As the crowd went their ways to gather supplies into the keep and make other preparations, Amundr’s father pulled him aside and steered him towards their wagon.  “Little Mundi, today you are being given a man’s responsibility.  I know you are more ready for this than any of the boys your age, and my heart swells with pride when I think of this.  I have something for you.” He reached for the new spear he had bought for him and handed it over.  “Amundr, remember that the spear is not as important as the hand that wields it, and the hand is not as important as the heart that moves it – but a sharp spear is always better than a dull one in either case.”

Amundr and his father headed for the barracks near the gate where the men who were escorting the wagons were assembling.  None of the other young men’s fathers were going along on the journey and all of them were outside in the courtyard getting some hurried instruction in the proper use of their spears and shields, but Amundr walked alongside his father into the barracks – he had killed bears and wolves with his spear and wanted to be treated like one of the men.  He received some odd looks from some of the men assembled, and the Baron looked at him long and hard for what felt like an hour but couldn’t have been more than a few seconds.  Finally the Baron withdrew his gaze and spoke.
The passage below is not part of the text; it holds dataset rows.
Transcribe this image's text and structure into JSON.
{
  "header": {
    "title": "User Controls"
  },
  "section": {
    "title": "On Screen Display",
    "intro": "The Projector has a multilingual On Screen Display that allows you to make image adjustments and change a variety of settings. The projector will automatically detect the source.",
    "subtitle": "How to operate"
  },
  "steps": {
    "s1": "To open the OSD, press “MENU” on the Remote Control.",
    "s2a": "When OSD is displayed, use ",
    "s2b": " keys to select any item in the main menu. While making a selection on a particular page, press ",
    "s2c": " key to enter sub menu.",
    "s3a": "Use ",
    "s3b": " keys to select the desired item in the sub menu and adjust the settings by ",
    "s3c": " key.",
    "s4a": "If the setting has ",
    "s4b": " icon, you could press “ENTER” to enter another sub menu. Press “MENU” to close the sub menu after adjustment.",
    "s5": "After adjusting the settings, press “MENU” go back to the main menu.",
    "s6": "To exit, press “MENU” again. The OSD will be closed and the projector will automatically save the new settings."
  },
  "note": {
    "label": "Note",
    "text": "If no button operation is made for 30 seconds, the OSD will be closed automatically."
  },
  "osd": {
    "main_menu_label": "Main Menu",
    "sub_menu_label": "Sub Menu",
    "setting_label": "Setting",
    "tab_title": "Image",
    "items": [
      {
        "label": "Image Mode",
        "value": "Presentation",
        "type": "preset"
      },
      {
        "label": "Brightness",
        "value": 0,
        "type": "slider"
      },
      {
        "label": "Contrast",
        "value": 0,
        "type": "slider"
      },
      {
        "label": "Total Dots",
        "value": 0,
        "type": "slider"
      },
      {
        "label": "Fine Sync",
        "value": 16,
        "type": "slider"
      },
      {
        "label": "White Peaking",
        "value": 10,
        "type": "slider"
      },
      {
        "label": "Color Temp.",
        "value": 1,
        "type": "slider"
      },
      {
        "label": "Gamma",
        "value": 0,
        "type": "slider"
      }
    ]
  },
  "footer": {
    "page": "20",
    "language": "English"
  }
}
“This will not be easy.  Every one of you will be sorely missed from our ramparts, but all of you also realize that the desperate straits we are in will likely be the death of those that remain behind.  For those of us remaining behind our hope is that we can hold out for a time and inflict significant losses on our foe and keep their attention from following you.  Your duty is twofold – you must protect the women and children who depart with you and you must warn the Duke of the dangers of the vergrinn.  My son goes with you, and while I know that every man in this room possesses more skill on the field of battle and in the woodlands…” and with that he looked at Amundr, “My son must grow into his role as the next Baron of Eyjolf.  He is by birthright a knight of Eyjolf and by law the highest ranking man among you.  He has, unfortunately, been ill prepared for this moment by a father who spoiled him while growing complacent and who convinced himself that the threat we were appointed to watch for was gone forever.  I ask for three things – your oath to serve him as you would me and to fulfill the mission given to you, your assistance in guiding him towards the right choices, and your forgiveness for being saddled with this.”  He lowered his eyes as he said the last.  Every man in the room stepped forward and kneeled before the baron, including Amundr, and swore their lives to his house and to the mission before them.

As they all rose to leave, the baron called Olafr and Amundr aside.  “Olafr, you are the most skilled man on this mission and by rights you should be the leader.  All of the men know this and they will all follow your lead in whatever you do.  Please watch out for my son.”  Olafr nodded and walked away.